What you need to do → Please say how many lines below include the word "icon", with nothing beyond the number.

The data →
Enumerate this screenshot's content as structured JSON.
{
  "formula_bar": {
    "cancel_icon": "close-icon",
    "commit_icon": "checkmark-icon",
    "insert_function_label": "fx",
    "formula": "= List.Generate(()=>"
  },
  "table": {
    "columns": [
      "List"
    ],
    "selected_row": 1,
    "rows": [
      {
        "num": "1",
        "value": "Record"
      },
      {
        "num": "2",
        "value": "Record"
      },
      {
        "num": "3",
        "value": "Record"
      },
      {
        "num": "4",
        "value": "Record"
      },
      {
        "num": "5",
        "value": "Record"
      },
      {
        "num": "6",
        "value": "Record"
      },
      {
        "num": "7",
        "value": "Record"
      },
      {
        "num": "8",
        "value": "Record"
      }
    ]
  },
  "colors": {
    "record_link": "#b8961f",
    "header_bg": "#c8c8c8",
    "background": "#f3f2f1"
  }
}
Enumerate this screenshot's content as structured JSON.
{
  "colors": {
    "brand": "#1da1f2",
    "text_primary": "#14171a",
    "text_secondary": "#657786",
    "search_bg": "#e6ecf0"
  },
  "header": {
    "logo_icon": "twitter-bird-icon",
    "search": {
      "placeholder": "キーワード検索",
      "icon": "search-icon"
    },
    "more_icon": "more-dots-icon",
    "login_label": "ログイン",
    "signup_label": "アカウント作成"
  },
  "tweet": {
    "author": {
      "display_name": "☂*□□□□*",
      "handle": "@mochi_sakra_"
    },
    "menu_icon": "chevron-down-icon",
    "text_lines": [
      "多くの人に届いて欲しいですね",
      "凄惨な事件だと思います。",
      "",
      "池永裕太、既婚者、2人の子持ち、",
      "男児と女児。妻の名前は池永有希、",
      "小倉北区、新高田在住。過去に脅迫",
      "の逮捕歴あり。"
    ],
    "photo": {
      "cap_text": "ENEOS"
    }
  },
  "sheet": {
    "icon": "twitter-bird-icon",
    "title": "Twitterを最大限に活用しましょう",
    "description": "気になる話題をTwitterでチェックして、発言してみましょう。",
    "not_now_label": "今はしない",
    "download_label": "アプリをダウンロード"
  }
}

Final answer → 7